Around 2010, the once-sleepy ranch town of Cotulla, Texas, was ground zero for an oil boom. Traffic used to snake around the block and the 1,500 motel rooms were usually full. But these days, the town is far from bustling, since the oil boom moved west into the Permian Basin.
Now, Cotulla is looking to reinvent itself, and San Antonio Express-News reporter Randy Diamond says it plans to do so through tourism. City officials are banking on the town’s connection to President Lyndon Johnson who was a schoolteacher there before he started his political career. They also want to open a train museum since the railroad was an important connector between Cotulla and the rest of the state.

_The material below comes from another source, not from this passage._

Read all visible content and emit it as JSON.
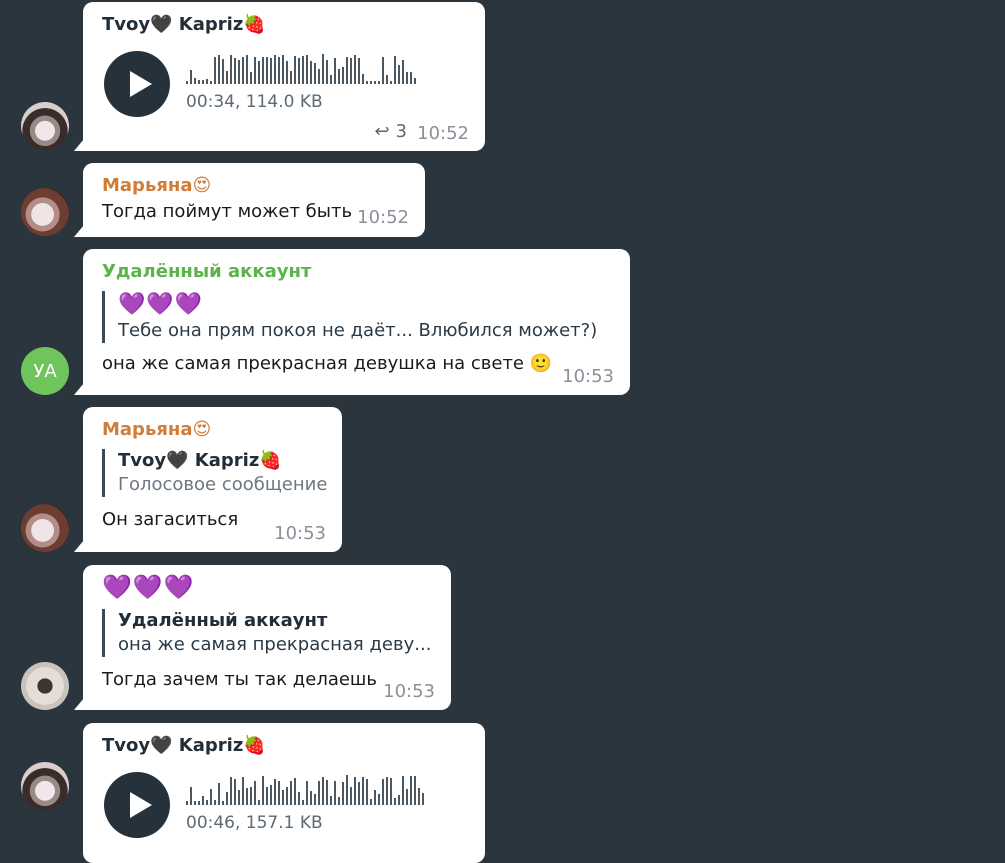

With all of its motel rooms, the town has the capacity to accommodate tourists, but some locals aren’t so sure they’ll come. On the other hand, city officials told Diamond that the town needs to reinvent itself and “look beyond oil” if it wants to survive.

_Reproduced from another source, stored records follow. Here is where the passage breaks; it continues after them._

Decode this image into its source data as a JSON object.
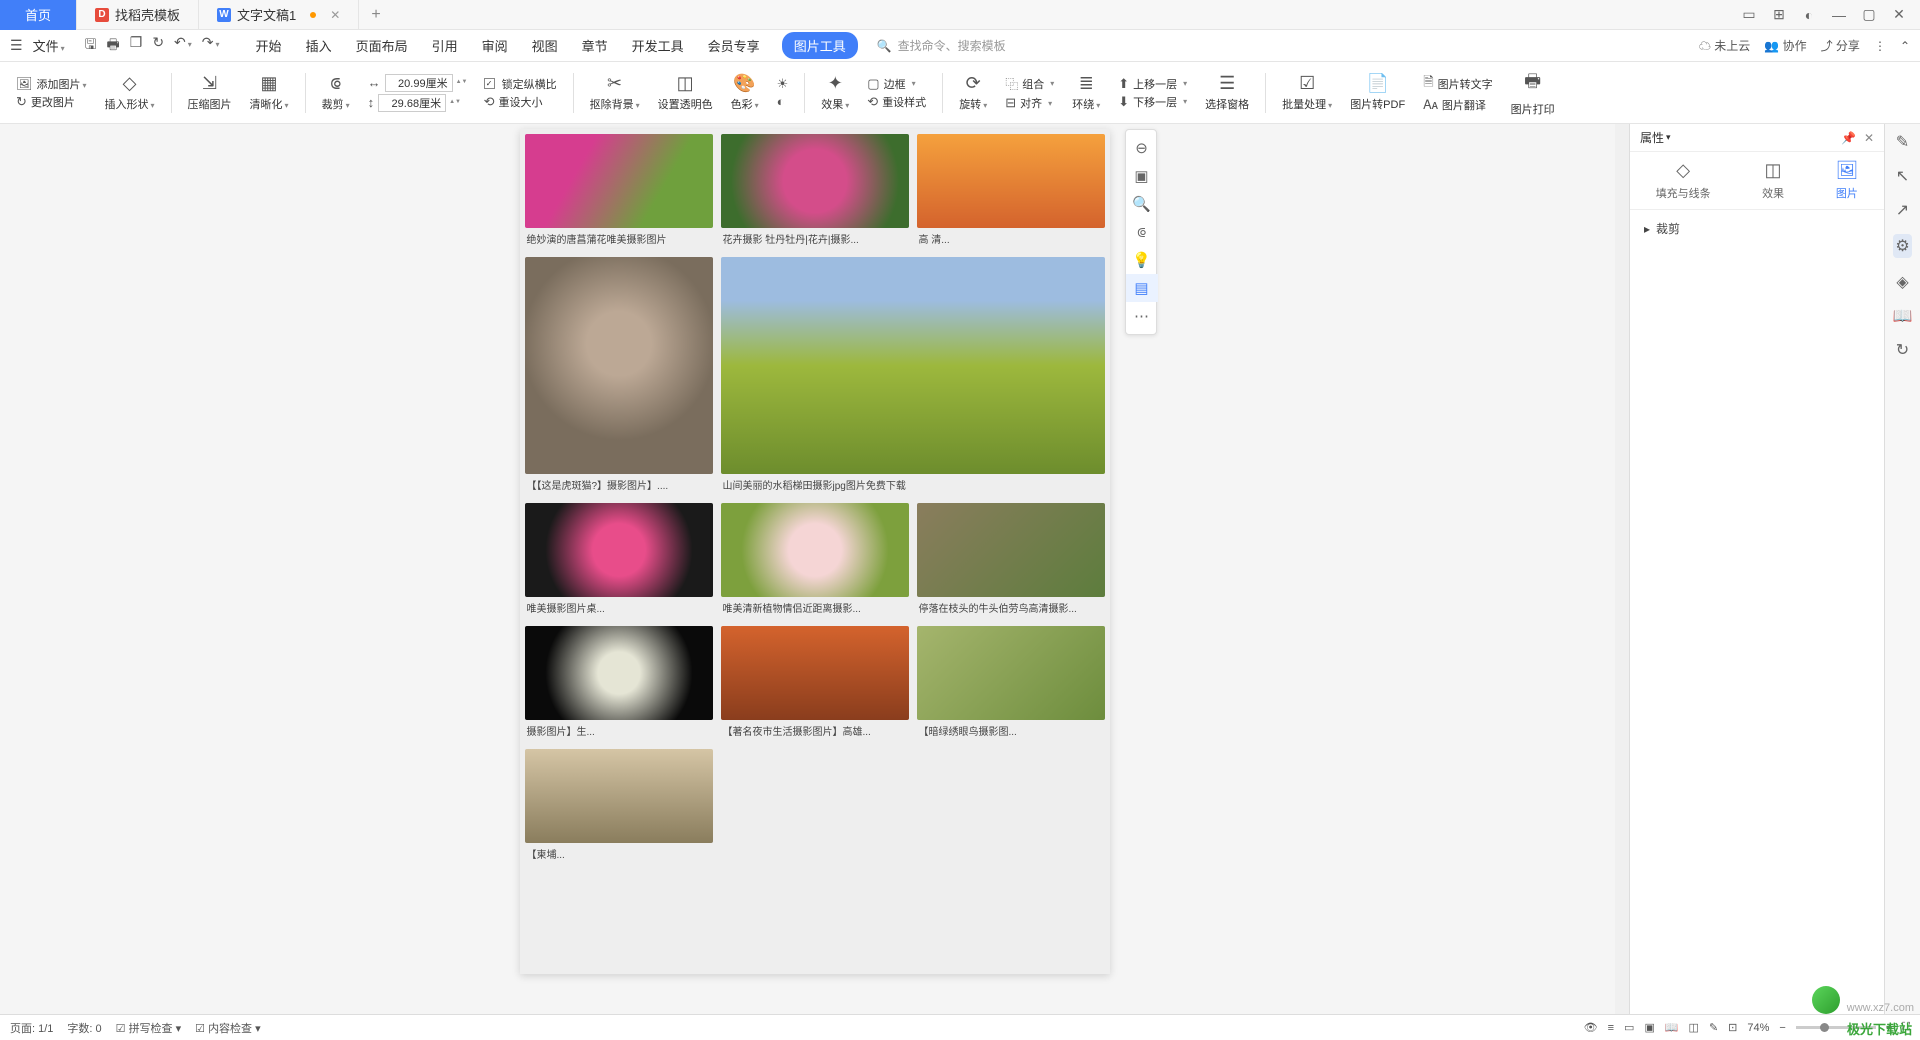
{
  "titlebar": {
    "home": "首页",
    "tab1": "找稻壳模板",
    "tab2": "文字文稿1"
  },
  "menubar": {
    "file": "文件",
    "tabs": [
      "开始",
      "插入",
      "页面布局",
      "引用",
      "审阅",
      "视图",
      "章节",
      "开发工具",
      "会员专享",
      "图片工具"
    ],
    "search_hint": "查找命令、搜索模板",
    "cloud": "未上云",
    "coop": "协作",
    "share": "分享"
  },
  "ribbon": {
    "add_pic": "添加图片",
    "change_pic": "更改图片",
    "insert_shape": "插入形状",
    "compress": "压缩图片",
    "clarity": "清晰化",
    "crop": "裁剪",
    "width": "20.99厘米",
    "height": "29.68厘米",
    "lock_ratio": "锁定纵横比",
    "reset_size": "重设大小",
    "remove_bg": "抠除背景",
    "transparent": "设置透明色",
    "color": "色彩",
    "effect": "效果",
    "reset_style": "重设样式",
    "border": "边框",
    "rotate": "旋转",
    "combine": "组合",
    "align": "对齐",
    "wrap": "环绕",
    "up_layer": "上移一层",
    "down_layer": "下移一层",
    "sel_pane": "选择窗格",
    "batch": "批量处理",
    "to_pdf": "图片转PDF",
    "to_text": "图片转文字",
    "translate": "图片翻译",
    "print": "图片打印"
  },
  "rpanel": {
    "title": "属性",
    "tab1": "填充与线条",
    "tab2": "效果",
    "tab3": "图片",
    "crop": "裁剪"
  },
  "captions": {
    "c1": "绝妙演的唐菖蒲花唯美摄影图片",
    "c2": "花卉摄影 牡丹牡丹|花卉|摄影...",
    "c3": "高 清...",
    "c4": "【【这是虎斑猫?】摄影图片】....",
    "c5": "山间美丽的水稻梯田摄影jpg图片免费下载",
    "c6": "唯美摄影图片桌...",
    "c7": "唯美清新植物情侣近距离摄影...",
    "c8": "停落在枝头的牛头伯劳鸟高清摄影...",
    "c9": "摄影图片】生...",
    "c10": "【著名夜市生活摄影图片】高雄...",
    "c11": "【暗绿绣眼鸟摄影图...",
    "c12": "【柬埔..."
  },
  "status": {
    "page": "页面: 1/1",
    "words": "字数: 0",
    "spell": "拼写检查",
    "content": "内容检查",
    "zoom": "74%"
  },
  "watermark": "极光下载站",
  "watermark2": "www.xz7.com"
}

“[Oil is] not a granted revenue forever,” Diamond says.
Written by Caroline Covington.